China has set up a minimum production threshold for rare-earth producers for the first time on Monday, the latest attempt to rein in the unruly industry that has caused a WTO challenge by the U.S., European Union and Japan.
The current production capacity will be cut by 20 percent based on the new rule, according to a document issued by the Ministry of Industry and Information Technology (MIIT).
A rare-earth mining company should have annual production capacity of at least 20,000 tons of rare-earth oxides and for a rare-earth smelting company the minimum annual production capacity is 5,000 tons, the document said. Their fixed-asset investment must also account for at least 20 percent of total investment, according to the new rules.
It also gave minimum yearly extraction thresholds for specific rare earths and prohibited the mining of single elements.
About a third of the 23 existing rare-earth miners and almost half of the 99 smelting and metallurgy processors will fail to reach the standards, China National Radio reportedMonday citing Jia Yinsong, head of the rare-earth office with the MIIT.
The new rule is intended to protect the country's rare-earth resources and the environment, as well as pushing forward upgrading of the industry and regulating production so as to ensure the healthy development of the sector, the MIIT said.
Inner Mongolia Baotou Steel Rare-earth Hi-tech Co (600111.SH), China's biggest producer of rare earth materials, jumped 9.4 percent to 41.46 yuan on Monday, amid the rules released.
The sector is highly fragmented and full of small operations, said Chen Zhanheng, an expert at the Chinese Society of Rare Earths.
The authorities have been cracking down on illegal mining and smuggling activities for years, but such activities are still rampant.
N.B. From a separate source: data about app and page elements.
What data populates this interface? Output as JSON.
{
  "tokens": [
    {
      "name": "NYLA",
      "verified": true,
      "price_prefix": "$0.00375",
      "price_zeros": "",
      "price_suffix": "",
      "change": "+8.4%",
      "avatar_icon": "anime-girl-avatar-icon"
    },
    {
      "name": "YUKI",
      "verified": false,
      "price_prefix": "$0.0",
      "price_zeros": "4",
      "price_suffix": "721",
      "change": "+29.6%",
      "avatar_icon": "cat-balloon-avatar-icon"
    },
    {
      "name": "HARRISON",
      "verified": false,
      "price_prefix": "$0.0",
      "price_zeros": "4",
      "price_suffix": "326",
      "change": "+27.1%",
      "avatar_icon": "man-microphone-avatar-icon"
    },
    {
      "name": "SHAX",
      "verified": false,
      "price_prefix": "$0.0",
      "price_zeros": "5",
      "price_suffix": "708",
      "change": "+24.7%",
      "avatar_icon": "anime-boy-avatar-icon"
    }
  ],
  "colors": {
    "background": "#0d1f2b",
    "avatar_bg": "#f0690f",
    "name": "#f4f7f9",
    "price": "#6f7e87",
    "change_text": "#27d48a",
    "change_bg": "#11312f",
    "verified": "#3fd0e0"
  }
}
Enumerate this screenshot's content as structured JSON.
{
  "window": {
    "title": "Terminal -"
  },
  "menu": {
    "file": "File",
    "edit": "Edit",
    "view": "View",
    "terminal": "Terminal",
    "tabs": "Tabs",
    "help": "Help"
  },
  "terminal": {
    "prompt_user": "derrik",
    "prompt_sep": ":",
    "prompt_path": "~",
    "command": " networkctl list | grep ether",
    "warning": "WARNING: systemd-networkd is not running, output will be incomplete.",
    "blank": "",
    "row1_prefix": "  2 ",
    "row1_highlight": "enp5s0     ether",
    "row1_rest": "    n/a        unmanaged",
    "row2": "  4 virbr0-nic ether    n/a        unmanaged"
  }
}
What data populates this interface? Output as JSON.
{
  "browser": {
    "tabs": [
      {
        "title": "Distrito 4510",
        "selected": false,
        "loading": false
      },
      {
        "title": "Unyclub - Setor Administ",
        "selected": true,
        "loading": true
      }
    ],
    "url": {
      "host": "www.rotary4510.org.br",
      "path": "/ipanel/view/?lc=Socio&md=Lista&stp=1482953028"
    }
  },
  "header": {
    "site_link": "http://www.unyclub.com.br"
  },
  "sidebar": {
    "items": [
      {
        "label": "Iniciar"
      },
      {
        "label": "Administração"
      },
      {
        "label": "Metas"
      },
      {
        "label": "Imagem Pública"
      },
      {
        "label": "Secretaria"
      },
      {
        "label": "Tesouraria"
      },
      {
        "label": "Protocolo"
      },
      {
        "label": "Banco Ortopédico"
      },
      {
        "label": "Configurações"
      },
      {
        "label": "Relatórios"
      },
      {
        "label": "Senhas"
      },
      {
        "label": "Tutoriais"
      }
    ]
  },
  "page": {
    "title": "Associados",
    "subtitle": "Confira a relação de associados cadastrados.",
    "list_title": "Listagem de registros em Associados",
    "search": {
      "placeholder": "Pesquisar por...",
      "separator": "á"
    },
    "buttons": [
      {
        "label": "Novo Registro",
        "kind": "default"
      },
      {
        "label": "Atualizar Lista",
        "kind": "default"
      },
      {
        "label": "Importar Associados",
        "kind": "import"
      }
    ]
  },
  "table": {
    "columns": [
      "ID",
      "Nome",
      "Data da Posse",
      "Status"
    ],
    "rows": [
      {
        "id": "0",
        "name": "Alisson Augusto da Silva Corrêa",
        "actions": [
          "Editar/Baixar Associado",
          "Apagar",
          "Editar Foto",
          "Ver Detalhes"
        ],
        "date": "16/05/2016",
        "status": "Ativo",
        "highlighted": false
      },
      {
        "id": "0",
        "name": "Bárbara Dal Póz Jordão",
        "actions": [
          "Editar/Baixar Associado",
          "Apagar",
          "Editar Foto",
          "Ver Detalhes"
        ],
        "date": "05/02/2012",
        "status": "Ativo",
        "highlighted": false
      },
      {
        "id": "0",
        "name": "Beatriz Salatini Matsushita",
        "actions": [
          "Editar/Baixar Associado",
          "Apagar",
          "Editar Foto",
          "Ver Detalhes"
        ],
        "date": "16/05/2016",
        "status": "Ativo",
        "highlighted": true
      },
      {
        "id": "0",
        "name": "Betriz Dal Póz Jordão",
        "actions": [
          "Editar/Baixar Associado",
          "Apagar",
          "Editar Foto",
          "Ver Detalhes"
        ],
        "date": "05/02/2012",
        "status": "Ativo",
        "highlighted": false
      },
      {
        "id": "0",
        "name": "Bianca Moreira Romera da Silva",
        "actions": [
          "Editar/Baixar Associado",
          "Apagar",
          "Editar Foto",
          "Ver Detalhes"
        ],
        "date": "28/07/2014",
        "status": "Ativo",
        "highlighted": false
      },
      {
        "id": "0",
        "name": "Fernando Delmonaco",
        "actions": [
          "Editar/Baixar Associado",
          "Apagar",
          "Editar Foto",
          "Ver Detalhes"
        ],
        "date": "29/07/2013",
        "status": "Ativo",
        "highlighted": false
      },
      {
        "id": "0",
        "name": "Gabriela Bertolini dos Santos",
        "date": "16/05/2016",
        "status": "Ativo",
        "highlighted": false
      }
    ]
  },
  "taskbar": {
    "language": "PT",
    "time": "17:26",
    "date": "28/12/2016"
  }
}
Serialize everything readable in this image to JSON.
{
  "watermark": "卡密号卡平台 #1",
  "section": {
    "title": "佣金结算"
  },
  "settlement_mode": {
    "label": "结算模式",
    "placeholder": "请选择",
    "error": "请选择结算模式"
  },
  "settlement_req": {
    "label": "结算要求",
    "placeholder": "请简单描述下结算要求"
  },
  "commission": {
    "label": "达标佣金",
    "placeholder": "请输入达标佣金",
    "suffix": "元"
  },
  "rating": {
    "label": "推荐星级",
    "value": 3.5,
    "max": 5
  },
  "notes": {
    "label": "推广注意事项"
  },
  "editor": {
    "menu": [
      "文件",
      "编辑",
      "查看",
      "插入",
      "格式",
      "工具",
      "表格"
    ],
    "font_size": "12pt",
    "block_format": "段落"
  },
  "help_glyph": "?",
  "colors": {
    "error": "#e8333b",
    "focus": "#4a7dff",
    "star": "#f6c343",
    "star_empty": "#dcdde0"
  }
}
The volume of exports through illegal means was 20 percent higher than that through official channels in 2011, said a white paper issued by the State Council in June.
Illegal exploration has caused environmental damages. In Ganzhou, costs for tackling environmental pollution could amount to 38 billion yuan, according to Su Bo, vice minister of the MIIT.
The WTO has set up a panel over the China rare earth dispute with U.S., Japan and the European Union. These 17 rare earths, each an element on the periodic table, are vital to wide range of products and materials like smart phones, wind turbines, electric car batteries, and countless other applications.
MIIT has set both permit and production quotas on rare earth mining and refining on June 13th, suspending the issuance of new licenses for rare earth prospecting and mining, and was reported to have been stockpiling rare earth inventories since July 5th.
Baotou Steel Rare-Earth Hi-Tech will join six other firms to invest a total of 70 million yuan ($10.98 million) to start a rare earths trading platform in early August.